The major research focus of my lab is the structural biology and assembly of cytoplasmic dynein, a principal motor for minus end directed transport along microtubules. Cytoplasmic dynein is a large protein complex composed of two globular heads joined by flexible stalk domains to a common base. The head and stalk domains comprise the heavy chain motor subunits (~530 kDa) which contain the microtubule binding sites and the hydrolytic ATP-binding sites required for force production. The base of the motor complex contains two 74 kDa intermediate chains, four light intermediate chains (52-61 kDa), and several light chains (10-25 kDa). By comparison to the multiplicity of kinesin heavy chain genes, the diversity of cytoplasmic dynein heavy chains is quite limited. This has fostered the hypothesis that the multiple functions of dynein are mediated through variations in the composition, modification, and interactions of the intermediate, light intermediate and light chains. The heterogeneity of these accessory subunits within the base of the motor complex could enable coupling of the dynein motor to a wide variety of intracellular cargoes.

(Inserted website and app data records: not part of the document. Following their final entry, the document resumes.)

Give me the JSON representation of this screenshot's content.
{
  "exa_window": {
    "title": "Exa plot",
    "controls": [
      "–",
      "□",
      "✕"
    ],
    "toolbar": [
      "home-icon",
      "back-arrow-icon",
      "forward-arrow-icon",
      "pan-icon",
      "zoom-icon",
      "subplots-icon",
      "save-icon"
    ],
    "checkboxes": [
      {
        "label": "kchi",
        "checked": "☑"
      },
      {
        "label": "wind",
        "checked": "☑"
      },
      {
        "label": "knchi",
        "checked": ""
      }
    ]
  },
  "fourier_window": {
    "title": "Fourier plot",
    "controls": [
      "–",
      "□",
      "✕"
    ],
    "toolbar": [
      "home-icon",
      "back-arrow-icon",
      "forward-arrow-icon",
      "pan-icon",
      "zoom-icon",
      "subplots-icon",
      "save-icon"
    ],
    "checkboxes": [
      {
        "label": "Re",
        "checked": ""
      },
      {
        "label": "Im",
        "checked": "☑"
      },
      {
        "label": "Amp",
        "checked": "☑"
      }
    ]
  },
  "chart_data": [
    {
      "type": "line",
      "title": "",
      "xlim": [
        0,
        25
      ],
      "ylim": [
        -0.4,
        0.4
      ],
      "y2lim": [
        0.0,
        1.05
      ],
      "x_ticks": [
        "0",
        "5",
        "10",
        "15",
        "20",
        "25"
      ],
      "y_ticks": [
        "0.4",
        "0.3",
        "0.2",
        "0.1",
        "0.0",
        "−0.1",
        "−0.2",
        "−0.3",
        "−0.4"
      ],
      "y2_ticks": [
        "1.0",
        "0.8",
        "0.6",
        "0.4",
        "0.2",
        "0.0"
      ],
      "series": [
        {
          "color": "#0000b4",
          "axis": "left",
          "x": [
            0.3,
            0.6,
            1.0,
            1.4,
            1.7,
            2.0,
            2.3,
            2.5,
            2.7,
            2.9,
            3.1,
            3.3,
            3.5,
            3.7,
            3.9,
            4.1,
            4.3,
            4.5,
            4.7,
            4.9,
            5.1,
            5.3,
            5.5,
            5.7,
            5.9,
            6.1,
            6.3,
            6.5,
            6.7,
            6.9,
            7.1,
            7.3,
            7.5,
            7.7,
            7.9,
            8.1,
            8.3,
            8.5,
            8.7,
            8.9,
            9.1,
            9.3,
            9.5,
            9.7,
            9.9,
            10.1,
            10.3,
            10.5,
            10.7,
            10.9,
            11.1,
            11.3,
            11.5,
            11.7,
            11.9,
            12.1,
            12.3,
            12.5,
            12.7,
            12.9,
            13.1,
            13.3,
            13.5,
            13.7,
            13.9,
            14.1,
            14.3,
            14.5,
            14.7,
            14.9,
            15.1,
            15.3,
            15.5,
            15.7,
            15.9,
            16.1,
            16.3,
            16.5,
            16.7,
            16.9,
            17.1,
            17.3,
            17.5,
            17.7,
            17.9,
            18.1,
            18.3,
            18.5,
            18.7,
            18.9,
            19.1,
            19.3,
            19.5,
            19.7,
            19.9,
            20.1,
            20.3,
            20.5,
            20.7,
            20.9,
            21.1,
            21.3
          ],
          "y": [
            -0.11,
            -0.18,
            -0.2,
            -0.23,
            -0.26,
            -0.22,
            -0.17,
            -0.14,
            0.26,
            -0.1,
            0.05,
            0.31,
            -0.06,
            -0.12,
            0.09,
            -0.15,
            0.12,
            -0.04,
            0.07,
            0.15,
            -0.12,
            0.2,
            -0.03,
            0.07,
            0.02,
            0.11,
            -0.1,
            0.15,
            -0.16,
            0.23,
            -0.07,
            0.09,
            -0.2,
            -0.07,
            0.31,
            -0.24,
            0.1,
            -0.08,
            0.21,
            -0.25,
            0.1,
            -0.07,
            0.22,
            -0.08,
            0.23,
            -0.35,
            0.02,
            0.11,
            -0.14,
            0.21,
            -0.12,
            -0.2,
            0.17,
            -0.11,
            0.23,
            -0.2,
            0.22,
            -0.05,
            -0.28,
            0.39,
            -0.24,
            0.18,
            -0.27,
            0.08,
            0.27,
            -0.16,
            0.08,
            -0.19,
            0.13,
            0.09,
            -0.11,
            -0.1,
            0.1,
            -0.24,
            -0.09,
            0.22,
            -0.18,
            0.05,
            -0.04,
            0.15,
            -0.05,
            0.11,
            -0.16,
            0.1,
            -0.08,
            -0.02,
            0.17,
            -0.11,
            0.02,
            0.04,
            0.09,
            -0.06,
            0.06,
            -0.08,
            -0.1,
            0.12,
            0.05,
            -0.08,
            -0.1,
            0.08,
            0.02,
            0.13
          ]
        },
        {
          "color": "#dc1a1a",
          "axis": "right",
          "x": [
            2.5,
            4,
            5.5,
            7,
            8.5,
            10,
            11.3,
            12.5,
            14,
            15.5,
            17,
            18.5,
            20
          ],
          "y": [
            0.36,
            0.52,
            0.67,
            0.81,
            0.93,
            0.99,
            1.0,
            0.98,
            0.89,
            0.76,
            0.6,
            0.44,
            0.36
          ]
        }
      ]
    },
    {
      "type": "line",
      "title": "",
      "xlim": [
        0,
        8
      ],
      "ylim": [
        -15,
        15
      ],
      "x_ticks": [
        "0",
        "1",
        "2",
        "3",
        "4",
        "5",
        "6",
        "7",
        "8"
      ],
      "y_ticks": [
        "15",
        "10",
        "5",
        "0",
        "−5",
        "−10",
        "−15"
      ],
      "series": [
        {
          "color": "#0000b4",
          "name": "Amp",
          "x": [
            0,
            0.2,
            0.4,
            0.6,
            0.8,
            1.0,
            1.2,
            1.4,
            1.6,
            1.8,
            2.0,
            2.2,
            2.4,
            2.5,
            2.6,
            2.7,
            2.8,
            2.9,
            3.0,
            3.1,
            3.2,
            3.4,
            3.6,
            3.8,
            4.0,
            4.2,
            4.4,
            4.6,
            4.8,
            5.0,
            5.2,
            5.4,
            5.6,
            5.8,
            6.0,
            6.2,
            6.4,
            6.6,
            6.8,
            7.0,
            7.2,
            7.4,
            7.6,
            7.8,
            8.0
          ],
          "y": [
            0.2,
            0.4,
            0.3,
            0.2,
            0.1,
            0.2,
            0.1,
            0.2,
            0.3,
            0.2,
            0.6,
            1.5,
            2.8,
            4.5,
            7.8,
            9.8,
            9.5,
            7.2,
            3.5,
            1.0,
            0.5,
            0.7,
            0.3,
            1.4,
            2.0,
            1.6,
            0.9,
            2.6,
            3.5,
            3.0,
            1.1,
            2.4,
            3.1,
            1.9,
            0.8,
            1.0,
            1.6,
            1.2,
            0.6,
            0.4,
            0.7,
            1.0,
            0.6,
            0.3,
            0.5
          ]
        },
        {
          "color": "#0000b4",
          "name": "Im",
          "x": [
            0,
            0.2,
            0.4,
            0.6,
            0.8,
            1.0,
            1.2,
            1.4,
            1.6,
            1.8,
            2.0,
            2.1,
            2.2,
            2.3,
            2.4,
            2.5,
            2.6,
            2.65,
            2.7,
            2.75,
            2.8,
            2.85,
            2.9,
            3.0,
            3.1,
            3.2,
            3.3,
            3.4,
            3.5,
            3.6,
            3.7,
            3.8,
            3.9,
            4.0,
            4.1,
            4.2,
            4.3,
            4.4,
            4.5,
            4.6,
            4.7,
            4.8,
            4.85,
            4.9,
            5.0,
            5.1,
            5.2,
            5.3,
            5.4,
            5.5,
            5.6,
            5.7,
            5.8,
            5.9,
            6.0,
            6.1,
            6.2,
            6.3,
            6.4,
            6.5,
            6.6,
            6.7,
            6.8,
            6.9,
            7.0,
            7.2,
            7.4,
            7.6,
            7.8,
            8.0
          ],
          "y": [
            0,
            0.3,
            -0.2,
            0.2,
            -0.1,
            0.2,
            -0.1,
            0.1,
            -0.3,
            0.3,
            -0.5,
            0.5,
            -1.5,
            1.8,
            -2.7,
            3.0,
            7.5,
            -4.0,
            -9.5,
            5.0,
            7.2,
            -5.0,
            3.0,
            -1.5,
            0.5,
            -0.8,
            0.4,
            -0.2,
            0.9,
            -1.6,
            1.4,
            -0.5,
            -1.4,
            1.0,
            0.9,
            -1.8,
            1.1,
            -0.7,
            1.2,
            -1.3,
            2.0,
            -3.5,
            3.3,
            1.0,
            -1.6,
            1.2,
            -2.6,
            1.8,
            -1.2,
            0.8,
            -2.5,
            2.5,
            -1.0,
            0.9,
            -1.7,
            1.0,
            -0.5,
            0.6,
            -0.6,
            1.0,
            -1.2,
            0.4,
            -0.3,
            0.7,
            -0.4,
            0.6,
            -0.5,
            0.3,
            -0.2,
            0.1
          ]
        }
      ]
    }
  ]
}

To understand this system, we use a 'ground up' approach, whereby the structure and dynamics of the individual proteins are examined first, then the interactions between subunits and cargo are characterized. We employ a variety of techniques primarily heteronuclear NMR and mass spectrometry to determine the three-dimensional structure of individual subunits and their complexes. Electrospray mass spectrometry and MALDI can give valuable information about structure and protein interactions using hydrogen isotope exchange techniques, limited proteolysis and chemical cross-linking.

We hope that our work on dynein will lead to new methods for controlling certain diseases. The cancer drug Taxol, for example, is effective in preventing spindle formation in rapidly dividing cells; a complementary therapy would prevent transport of chromosomes by dynein along the spindle. Perhaps just as important, however, will be advances in our fundamental understanding of protein-protein interactions, molecular recognition, and the assembly of biologically important protein complexes.